■ **Dataset records**
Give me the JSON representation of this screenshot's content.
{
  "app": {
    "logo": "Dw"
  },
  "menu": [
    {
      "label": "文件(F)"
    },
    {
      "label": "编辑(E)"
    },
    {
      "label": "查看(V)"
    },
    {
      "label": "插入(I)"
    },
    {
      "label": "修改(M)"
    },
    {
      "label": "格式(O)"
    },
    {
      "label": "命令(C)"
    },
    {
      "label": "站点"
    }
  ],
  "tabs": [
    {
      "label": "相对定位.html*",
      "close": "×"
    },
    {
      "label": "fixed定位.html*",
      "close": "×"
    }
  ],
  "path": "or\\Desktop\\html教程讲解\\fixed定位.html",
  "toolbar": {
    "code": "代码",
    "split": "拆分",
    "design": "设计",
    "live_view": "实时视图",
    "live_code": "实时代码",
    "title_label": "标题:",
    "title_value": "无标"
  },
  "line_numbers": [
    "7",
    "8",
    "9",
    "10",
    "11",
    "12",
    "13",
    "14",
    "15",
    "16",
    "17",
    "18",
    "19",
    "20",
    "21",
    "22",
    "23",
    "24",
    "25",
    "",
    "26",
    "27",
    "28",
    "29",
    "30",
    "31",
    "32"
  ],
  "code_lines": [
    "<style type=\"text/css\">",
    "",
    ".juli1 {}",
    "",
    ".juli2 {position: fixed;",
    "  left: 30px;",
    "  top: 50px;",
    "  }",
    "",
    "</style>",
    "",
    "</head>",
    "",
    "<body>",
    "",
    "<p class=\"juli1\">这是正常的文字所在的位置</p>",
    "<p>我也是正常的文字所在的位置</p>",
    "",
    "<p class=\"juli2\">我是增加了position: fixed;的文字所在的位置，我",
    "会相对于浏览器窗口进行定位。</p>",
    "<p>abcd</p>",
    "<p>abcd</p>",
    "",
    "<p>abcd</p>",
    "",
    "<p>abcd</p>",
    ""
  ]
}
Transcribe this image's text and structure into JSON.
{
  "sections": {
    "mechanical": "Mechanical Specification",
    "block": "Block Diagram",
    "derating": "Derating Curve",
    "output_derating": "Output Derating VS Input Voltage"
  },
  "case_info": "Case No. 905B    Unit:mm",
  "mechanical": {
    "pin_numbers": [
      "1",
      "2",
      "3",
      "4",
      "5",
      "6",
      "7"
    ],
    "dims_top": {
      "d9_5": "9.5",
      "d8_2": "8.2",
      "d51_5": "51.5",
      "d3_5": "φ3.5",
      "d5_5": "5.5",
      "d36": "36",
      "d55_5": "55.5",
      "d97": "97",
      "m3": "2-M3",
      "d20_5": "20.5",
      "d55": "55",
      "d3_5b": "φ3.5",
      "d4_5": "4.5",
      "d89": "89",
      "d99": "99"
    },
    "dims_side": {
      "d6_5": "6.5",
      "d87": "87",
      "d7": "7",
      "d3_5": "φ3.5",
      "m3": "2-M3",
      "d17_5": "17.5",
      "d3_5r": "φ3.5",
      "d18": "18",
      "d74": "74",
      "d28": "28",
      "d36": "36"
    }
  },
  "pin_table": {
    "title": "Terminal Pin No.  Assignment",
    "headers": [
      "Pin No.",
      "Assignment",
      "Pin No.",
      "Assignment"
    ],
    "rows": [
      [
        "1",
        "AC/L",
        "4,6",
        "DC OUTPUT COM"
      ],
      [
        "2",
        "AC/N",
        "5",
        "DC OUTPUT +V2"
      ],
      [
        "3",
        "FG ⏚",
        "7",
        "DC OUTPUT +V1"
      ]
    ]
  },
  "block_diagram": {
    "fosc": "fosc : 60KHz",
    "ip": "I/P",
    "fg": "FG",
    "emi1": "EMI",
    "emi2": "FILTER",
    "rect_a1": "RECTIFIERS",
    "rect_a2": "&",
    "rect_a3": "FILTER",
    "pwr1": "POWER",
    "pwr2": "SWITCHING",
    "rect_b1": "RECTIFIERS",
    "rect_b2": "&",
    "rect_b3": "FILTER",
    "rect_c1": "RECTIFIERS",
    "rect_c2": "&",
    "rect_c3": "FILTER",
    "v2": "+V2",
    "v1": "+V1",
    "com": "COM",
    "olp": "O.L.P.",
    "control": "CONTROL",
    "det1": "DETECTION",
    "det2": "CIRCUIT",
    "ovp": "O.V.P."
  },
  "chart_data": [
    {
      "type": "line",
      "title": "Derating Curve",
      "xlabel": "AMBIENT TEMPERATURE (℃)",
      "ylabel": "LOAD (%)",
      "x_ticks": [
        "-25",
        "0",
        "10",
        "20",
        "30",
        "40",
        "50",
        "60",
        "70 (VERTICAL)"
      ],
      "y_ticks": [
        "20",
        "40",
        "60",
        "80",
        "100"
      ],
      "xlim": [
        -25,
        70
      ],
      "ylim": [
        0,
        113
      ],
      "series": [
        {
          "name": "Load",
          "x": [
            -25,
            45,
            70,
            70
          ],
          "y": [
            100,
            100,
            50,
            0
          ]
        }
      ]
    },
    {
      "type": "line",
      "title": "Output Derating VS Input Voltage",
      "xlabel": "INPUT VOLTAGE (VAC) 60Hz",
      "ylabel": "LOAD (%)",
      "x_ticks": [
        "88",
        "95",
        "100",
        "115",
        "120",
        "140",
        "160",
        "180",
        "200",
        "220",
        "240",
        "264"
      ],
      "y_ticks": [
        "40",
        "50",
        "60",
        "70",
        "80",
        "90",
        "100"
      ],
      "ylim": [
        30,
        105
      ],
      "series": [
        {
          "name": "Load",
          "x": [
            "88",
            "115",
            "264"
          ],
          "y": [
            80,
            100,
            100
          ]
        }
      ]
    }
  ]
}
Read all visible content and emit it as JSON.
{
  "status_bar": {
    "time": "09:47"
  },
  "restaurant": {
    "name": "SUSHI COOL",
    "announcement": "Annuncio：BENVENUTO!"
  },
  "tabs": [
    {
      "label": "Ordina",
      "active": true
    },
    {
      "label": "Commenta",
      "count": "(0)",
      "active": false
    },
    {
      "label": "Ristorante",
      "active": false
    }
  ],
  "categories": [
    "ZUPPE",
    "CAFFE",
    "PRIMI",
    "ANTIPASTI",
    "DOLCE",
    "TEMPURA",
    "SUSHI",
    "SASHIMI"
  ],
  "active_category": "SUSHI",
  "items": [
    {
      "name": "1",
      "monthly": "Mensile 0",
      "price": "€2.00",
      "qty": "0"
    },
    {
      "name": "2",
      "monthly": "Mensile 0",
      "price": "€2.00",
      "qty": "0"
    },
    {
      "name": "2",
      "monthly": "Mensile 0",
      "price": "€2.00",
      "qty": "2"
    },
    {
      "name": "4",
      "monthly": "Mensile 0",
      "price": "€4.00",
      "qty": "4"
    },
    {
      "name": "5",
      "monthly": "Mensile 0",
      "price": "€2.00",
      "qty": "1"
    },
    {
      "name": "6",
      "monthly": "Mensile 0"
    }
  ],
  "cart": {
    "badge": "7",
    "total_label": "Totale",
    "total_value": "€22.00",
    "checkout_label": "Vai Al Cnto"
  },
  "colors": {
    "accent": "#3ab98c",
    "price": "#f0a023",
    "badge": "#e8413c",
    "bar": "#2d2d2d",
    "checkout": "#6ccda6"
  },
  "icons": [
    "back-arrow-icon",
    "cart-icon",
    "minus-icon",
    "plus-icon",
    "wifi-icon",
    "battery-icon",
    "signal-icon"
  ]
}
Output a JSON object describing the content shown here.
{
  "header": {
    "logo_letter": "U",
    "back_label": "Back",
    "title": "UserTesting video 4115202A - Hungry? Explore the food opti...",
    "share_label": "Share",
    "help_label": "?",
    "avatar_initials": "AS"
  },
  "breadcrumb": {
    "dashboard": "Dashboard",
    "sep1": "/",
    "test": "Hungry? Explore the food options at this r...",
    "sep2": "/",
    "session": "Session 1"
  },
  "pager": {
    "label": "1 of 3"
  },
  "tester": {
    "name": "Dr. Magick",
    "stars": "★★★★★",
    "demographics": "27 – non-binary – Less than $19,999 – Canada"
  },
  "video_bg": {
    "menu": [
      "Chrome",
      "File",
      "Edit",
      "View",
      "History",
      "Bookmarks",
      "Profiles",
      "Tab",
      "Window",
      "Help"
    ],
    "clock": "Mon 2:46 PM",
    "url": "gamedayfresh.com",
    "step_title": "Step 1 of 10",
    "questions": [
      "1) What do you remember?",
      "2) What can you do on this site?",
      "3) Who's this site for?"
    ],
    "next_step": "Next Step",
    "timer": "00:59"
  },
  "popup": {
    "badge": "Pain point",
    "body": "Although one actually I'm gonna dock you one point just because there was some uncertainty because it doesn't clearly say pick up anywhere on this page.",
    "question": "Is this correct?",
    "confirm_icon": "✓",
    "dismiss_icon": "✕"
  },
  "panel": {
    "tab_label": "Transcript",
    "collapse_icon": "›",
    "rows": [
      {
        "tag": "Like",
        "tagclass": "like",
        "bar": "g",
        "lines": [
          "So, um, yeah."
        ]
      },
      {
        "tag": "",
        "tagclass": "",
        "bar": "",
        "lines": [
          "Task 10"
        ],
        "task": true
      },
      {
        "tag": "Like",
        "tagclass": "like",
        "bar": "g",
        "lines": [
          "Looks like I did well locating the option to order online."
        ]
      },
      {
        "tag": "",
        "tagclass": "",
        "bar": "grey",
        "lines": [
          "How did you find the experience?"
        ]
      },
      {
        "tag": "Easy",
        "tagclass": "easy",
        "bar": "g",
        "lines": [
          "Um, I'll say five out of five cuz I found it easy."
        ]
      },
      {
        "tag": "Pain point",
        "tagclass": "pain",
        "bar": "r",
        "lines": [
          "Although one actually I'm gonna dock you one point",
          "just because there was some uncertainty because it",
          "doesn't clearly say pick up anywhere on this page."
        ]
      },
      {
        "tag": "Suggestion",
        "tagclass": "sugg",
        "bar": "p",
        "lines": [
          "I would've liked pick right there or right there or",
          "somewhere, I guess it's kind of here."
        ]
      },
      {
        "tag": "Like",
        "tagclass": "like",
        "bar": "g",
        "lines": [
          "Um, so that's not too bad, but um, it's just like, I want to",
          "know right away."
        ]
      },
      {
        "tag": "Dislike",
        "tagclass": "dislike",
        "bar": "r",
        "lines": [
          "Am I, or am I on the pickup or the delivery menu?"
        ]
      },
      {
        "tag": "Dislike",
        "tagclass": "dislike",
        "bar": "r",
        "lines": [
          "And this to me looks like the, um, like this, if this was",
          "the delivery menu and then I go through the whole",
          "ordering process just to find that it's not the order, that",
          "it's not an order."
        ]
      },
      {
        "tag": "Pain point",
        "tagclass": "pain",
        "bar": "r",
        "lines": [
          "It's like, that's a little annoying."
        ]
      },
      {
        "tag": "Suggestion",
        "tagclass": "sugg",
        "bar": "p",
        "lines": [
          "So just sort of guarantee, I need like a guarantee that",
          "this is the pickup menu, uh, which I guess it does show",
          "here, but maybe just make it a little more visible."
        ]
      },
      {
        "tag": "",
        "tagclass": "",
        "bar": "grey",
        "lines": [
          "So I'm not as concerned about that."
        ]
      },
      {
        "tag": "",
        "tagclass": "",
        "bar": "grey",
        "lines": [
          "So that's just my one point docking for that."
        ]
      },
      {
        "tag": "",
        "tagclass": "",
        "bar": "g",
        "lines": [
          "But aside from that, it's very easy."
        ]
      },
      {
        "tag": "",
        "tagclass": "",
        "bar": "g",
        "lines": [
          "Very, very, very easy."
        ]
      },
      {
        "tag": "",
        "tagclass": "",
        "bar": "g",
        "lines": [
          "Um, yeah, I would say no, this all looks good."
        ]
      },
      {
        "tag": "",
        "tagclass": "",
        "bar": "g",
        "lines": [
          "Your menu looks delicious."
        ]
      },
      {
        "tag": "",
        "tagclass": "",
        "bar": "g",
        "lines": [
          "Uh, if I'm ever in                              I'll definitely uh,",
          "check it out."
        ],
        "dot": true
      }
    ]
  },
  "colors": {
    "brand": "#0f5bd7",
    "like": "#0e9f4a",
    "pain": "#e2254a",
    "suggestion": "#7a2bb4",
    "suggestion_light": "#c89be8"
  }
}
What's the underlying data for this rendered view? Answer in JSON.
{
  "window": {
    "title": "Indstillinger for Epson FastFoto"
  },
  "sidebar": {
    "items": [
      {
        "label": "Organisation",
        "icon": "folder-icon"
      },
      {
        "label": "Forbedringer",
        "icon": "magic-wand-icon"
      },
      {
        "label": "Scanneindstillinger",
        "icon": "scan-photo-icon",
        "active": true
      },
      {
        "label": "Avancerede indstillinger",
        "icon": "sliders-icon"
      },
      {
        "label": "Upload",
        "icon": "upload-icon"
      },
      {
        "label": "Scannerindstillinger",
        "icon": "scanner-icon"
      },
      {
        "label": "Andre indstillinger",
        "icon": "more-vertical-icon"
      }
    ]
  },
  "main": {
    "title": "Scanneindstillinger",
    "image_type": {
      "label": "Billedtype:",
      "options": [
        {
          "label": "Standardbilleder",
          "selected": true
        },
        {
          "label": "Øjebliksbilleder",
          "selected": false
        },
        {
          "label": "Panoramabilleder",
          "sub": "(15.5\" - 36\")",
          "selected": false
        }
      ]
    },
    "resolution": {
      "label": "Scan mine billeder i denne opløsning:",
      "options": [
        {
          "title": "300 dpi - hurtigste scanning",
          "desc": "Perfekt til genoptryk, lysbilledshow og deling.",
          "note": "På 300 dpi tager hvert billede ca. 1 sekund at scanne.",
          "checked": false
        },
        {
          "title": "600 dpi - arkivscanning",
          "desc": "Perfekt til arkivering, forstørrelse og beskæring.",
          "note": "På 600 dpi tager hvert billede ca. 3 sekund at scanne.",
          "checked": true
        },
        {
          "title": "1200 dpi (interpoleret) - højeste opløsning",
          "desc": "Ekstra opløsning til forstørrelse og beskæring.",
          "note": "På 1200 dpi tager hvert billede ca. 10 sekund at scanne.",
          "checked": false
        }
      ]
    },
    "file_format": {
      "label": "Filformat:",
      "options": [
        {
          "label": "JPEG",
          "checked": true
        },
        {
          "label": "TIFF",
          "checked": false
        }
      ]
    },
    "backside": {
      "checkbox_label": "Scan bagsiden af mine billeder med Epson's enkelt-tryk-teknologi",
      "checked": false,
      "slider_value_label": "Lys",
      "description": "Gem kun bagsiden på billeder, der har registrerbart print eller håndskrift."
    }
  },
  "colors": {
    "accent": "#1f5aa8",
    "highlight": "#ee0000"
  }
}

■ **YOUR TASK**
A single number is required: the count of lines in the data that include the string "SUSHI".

■ **WRITTEN ANSWER**
3